[Data records for software interfaces]
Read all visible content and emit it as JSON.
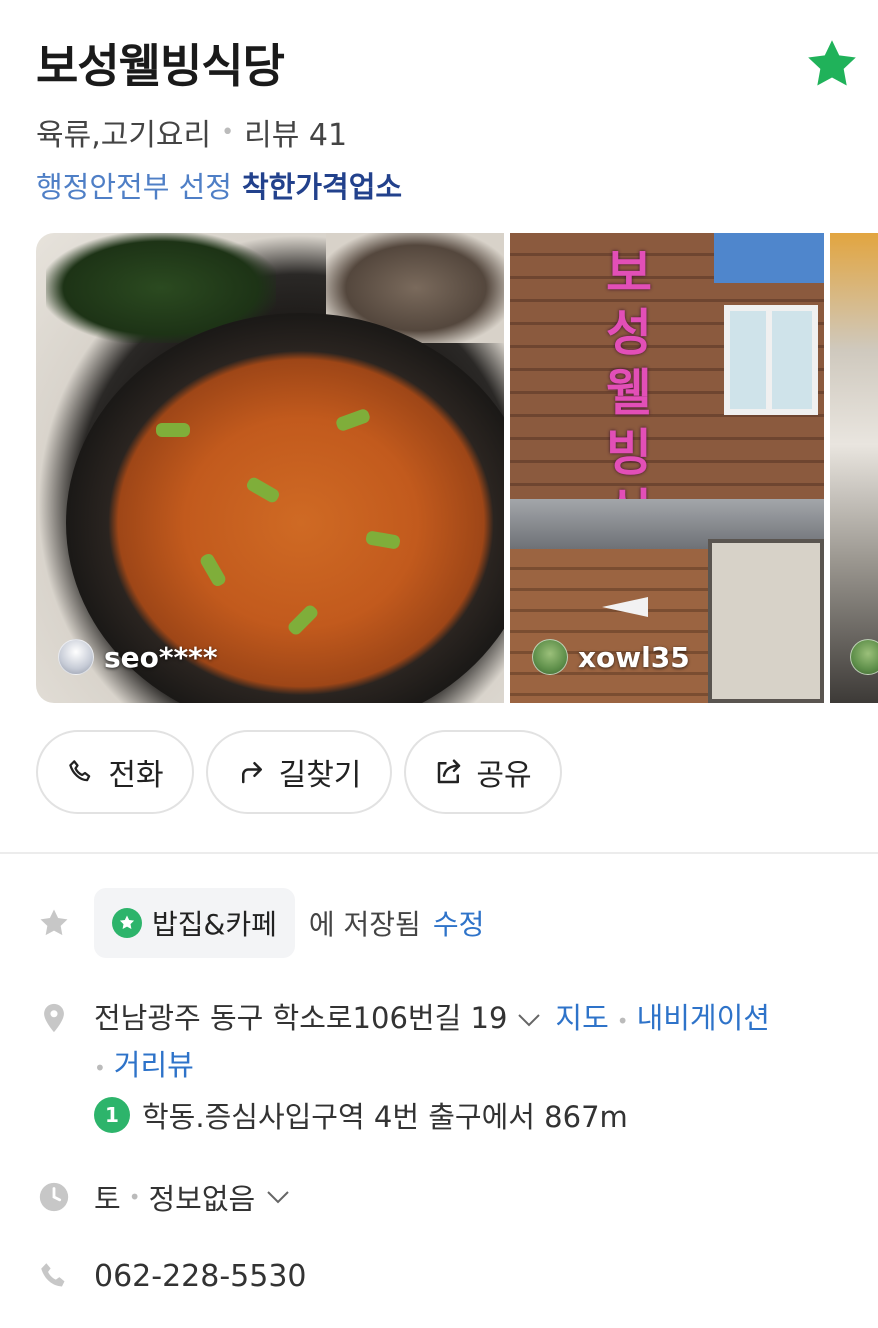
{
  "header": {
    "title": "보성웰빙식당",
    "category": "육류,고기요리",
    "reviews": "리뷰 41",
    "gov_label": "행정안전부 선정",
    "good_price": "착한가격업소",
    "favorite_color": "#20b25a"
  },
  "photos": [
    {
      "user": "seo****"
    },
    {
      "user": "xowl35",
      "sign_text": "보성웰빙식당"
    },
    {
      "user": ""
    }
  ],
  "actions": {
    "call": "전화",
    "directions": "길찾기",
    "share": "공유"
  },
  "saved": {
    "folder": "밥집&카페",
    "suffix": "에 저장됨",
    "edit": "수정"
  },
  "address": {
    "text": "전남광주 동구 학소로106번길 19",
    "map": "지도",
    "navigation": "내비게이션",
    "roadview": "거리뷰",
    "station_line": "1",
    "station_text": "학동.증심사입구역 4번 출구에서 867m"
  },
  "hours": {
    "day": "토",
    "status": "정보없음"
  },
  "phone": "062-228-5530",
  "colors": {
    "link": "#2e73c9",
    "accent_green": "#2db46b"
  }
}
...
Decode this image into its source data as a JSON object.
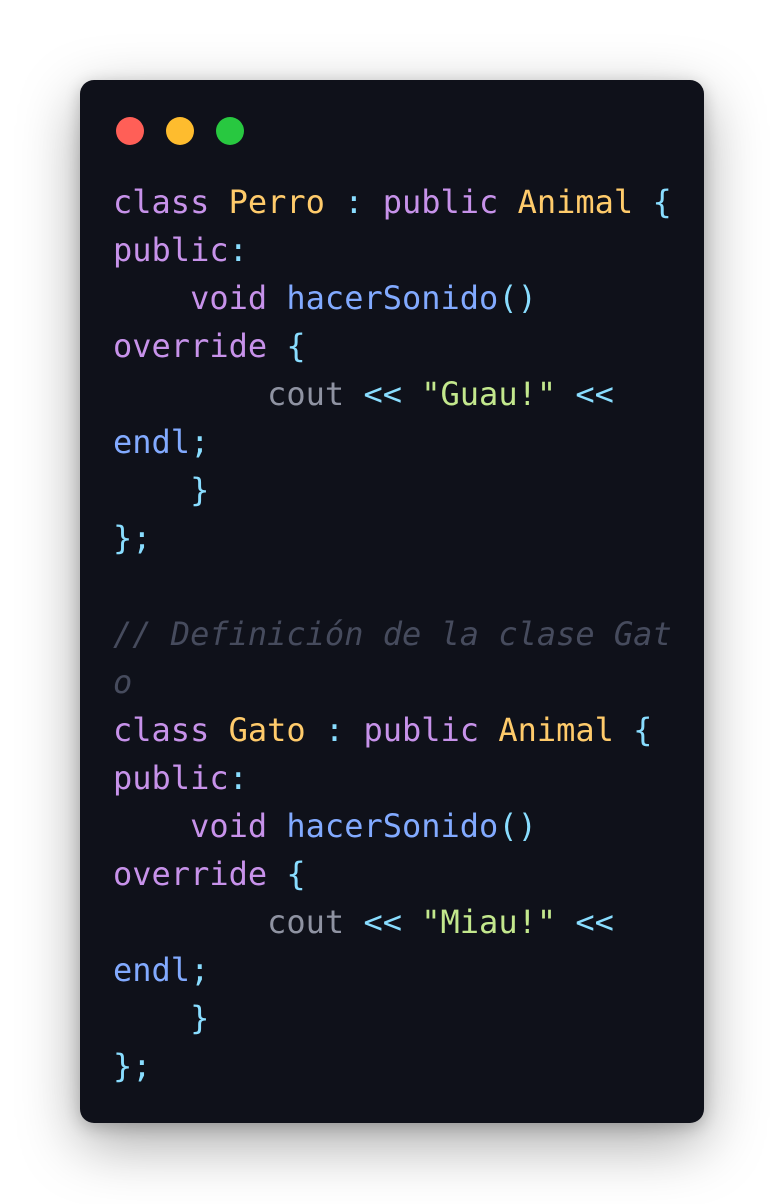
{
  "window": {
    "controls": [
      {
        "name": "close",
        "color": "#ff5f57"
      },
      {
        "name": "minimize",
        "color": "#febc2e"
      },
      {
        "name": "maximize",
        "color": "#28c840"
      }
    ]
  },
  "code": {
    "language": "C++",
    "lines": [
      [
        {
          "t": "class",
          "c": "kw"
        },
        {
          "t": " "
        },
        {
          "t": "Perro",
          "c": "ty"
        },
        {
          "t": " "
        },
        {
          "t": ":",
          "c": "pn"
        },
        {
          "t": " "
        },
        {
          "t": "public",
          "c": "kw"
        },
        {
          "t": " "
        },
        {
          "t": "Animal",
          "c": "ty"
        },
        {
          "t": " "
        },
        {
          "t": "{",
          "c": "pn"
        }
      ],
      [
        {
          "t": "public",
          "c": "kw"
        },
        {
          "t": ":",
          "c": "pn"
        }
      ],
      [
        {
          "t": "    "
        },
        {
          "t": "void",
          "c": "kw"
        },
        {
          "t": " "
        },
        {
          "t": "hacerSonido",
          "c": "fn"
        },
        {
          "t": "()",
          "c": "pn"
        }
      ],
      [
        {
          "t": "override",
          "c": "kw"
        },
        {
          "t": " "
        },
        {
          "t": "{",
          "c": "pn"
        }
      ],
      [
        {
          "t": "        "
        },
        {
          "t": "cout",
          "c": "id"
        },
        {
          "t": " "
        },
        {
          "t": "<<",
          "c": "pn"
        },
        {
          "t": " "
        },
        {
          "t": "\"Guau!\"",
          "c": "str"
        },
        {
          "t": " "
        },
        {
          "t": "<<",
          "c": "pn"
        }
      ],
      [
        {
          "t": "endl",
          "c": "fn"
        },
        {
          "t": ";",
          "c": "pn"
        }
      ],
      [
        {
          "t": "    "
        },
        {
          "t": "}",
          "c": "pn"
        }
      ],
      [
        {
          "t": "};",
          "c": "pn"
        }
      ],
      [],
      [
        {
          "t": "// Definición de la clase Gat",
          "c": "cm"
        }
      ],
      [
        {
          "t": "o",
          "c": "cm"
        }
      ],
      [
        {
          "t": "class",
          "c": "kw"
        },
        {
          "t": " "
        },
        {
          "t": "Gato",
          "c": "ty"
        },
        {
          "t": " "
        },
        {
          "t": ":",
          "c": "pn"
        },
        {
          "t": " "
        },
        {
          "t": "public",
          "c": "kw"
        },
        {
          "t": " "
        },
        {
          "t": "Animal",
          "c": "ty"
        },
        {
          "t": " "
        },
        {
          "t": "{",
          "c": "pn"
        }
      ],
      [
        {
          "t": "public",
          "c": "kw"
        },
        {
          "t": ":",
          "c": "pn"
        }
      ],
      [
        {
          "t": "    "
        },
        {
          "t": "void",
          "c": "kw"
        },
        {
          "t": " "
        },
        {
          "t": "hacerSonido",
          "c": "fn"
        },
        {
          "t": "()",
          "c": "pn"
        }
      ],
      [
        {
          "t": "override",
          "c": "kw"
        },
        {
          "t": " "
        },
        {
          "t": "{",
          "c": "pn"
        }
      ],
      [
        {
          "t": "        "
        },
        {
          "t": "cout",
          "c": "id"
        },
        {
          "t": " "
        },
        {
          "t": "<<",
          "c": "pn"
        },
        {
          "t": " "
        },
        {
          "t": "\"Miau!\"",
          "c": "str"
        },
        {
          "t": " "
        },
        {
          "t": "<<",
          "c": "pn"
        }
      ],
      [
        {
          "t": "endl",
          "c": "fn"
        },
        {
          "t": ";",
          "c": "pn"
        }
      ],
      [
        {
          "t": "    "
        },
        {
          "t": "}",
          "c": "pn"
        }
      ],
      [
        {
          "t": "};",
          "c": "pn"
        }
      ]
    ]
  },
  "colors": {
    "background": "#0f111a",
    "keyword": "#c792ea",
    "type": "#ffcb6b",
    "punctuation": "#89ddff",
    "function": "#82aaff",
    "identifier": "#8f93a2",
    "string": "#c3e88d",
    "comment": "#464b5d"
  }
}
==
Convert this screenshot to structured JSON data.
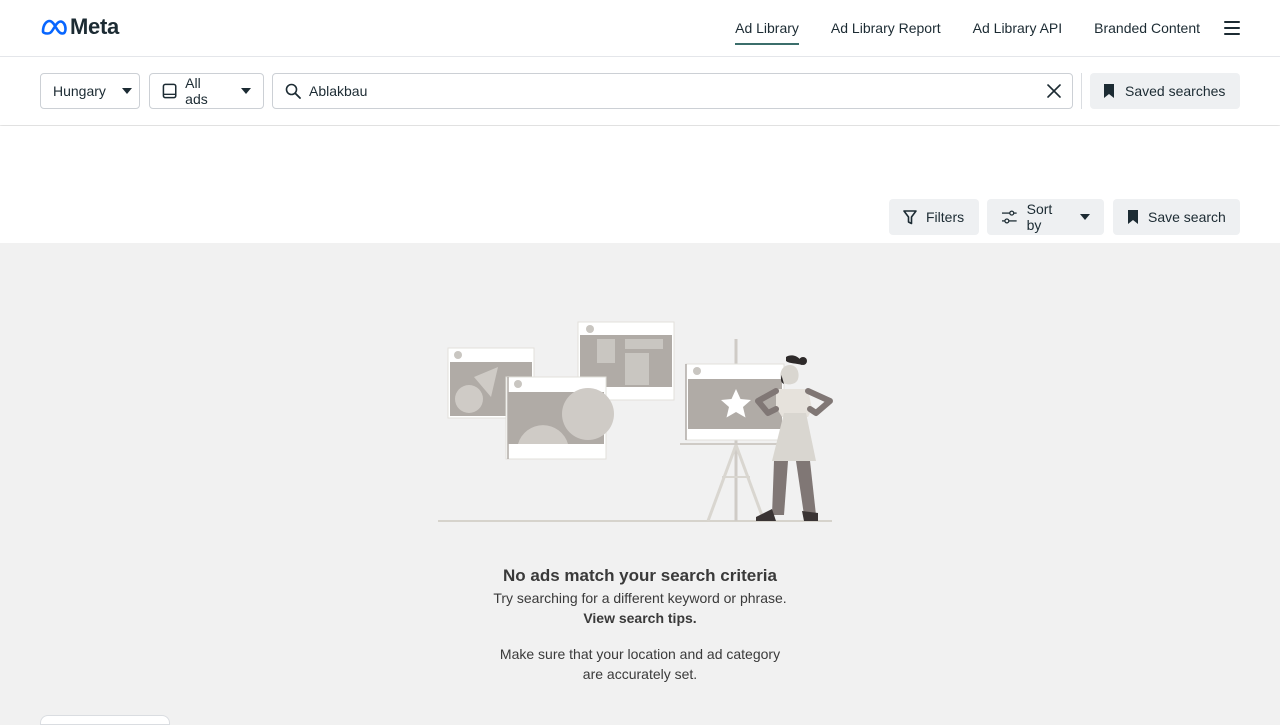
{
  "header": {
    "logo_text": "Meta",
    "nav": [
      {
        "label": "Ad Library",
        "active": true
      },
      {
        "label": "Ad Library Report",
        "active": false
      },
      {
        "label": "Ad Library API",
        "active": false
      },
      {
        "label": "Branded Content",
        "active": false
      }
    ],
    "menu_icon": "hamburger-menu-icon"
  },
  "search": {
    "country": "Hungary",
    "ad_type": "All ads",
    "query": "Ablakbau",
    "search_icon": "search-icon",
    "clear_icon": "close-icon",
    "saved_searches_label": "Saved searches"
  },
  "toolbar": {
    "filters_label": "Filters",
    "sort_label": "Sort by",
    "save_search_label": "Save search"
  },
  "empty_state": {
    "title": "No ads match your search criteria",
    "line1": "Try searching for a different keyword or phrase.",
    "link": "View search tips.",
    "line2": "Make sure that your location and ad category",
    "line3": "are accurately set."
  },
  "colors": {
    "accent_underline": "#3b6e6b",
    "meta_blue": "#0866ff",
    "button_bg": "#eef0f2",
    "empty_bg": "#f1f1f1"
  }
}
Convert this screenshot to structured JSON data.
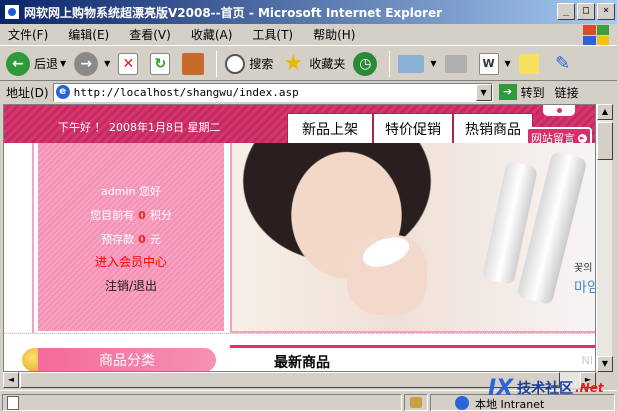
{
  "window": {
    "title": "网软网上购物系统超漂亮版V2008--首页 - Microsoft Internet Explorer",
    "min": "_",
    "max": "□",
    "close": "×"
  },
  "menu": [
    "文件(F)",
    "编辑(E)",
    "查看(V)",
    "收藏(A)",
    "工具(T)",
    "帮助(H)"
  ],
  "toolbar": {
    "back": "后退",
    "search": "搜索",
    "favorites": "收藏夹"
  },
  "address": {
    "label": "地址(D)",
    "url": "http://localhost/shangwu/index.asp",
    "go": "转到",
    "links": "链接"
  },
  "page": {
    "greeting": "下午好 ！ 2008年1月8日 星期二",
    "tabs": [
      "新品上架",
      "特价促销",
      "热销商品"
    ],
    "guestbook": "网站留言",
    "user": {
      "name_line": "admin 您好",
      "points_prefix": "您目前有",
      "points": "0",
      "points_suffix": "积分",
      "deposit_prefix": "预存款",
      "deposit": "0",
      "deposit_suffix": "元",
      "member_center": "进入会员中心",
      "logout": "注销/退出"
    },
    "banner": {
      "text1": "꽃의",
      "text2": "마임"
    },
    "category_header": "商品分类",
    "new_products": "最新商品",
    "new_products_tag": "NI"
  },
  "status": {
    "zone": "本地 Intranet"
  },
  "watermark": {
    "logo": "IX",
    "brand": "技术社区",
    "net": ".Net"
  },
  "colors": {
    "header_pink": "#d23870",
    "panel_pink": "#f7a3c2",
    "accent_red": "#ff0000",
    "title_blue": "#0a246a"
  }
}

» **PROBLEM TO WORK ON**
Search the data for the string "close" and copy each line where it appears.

» **RESPONSE FOR THIS EXERCISE**
        "name": "close",
    "clear_icon": "close-icon",
    "close": "×"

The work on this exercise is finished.